We write the discriminant D of each of them as −D0 D1 where D0 |24 and D1 is coprime to 6. In Table 1 we give, for each |D| = D0 D1 , the integers A, B with B ≥ 0 such that (A : B) is the t-coordinate of a CM point of discriminant D. In the last column of this table we indicate whether the point was obtained algebraically (via an isogeny of degree 5, 7, or 13) and thus proved correct, or only computed numerically. The CM points are listed in order of increasing height max(|A|, B). In Table 2 we give, for each except the first three cases, the factorizations of |A|, B, |C| where C = A − B, and also the associated “ABC ratio” [E1] defined by r = log N (ABC)/ log max(|A|, B, |C|).

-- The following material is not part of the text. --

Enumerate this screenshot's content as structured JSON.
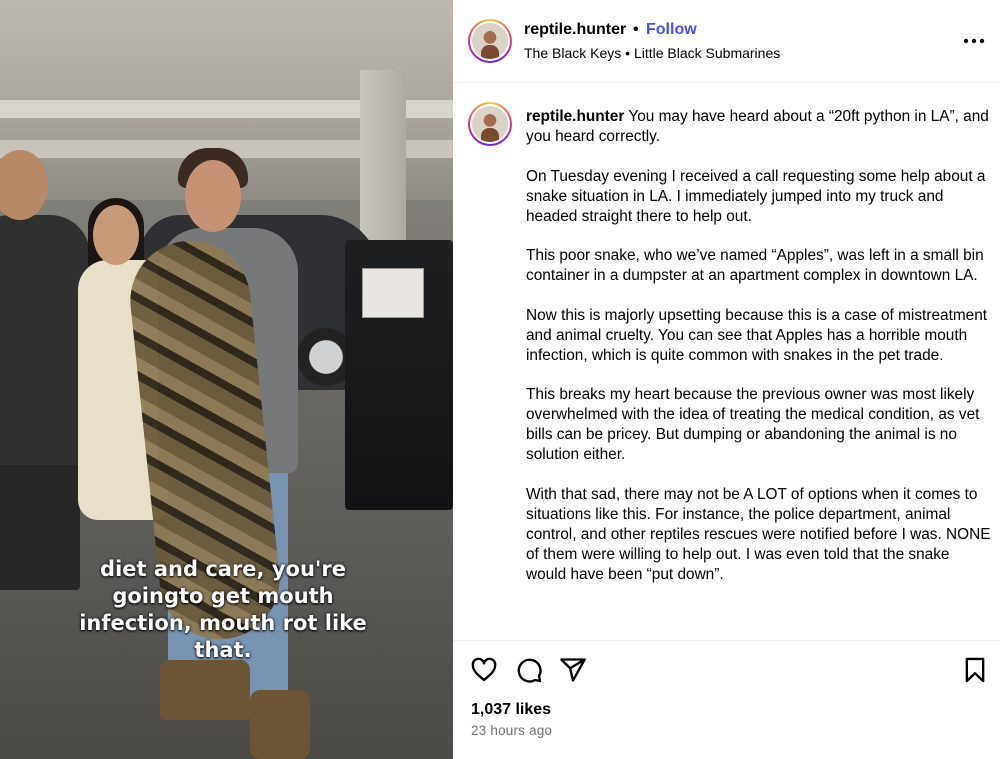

On the other hand, by (10) a curve of area as small as 1/6 cannot have more than four elliptic points, and if it has exactly four then their orders must be 2, 2, 2, 3. Indeed we find in Γ ∗(1) the elements of finite order s2 = [b], s2 = [2e + 5b − be], s2 = [5b − be], s3 = [2b − e − 1] (52) [NB 2e + 5b − be, 5b − be, 2b − e − 1 ∈ 2O] of orders 2, 2, 2, 3 with s2 s2 s2 s3 = 1. As in the case of the G2,4,6 we conclude that here Γ ∗(1) has the presentation 2 2 s2 , s2 , s2 , s3 |s22 = s2 = s2 = s33 = s2 s2 s2 s3 = 1 .